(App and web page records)
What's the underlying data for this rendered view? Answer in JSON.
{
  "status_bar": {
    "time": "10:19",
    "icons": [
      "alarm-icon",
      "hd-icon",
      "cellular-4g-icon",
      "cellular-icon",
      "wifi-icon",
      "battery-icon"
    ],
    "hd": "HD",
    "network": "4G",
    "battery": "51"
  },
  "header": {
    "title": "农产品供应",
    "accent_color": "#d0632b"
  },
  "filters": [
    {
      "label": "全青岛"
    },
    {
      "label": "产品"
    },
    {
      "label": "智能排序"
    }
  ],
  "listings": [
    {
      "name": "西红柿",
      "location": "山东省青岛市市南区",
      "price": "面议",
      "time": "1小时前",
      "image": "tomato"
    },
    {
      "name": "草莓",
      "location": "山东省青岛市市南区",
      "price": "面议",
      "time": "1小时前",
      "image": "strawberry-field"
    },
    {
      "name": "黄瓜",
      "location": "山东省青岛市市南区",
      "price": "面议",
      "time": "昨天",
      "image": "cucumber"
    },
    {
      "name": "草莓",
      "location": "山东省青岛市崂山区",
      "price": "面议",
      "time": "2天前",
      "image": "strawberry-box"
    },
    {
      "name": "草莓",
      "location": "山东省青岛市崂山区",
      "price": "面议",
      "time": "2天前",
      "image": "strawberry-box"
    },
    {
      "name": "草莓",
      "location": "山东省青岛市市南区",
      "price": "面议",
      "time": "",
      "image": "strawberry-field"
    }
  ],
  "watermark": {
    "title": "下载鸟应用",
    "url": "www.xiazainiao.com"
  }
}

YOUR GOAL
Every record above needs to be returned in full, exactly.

OUTPUT BELOW
What's the underlying data for this rendered view? Answer in JSON.
{
  "status_bar": {
    "time": "10:19",
    "icons": [
      "alarm-icon",
      "hd-icon",
      "cellular-4g-icon",
      "cellular-icon",
      "wifi-icon",
      "battery-icon"
    ],
    "hd": "HD",
    "network": "4G",
    "battery": "51"
  },
  "header": {
    "title": "农产品供应",
    "accent_color": "#d0632b"
  },
  "filters": [
    {
      "label": "全青岛"
    },
    {
      "label": "产品"
    },
    {
      "label": "智能排序"
    }
  ],
  "listings": [
    {
      "name": "西红柿",
      "location": "山东省青岛市市南区",
      "price": "面议",
      "time": "1小时前",
      "image": "tomato"
    },
    {
      "name": "草莓",
      "location": "山东省青岛市市南区",
      "price": "面议",
      "time": "1小时前",
      "image": "strawberry-field"
    },
    {
      "name": "黄瓜",
      "location": "山东省青岛市市南区",
      "price": "面议",
      "time": "昨天",
      "image": "cucumber"
    },
    {
      "name": "草莓",
      "location": "山东省青岛市崂山区",
      "price": "面议",
      "time": "2天前",
      "image": "strawberry-box"
    },
    {
      "name": "草莓",
      "location": "山东省青岛市崂山区",
      "price": "面议",
      "time": "2天前",
      "image": "strawberry-box"
    },
    {
      "name": "草莓",
      "location": "山东省青岛市市南区",
      "price": "面议",
      "time": "",
      "image": "strawberry-field"
    }
  ],
  "watermark": {
    "title": "下载鸟应用",
    "url": "www.xiazainiao.com"
  }
}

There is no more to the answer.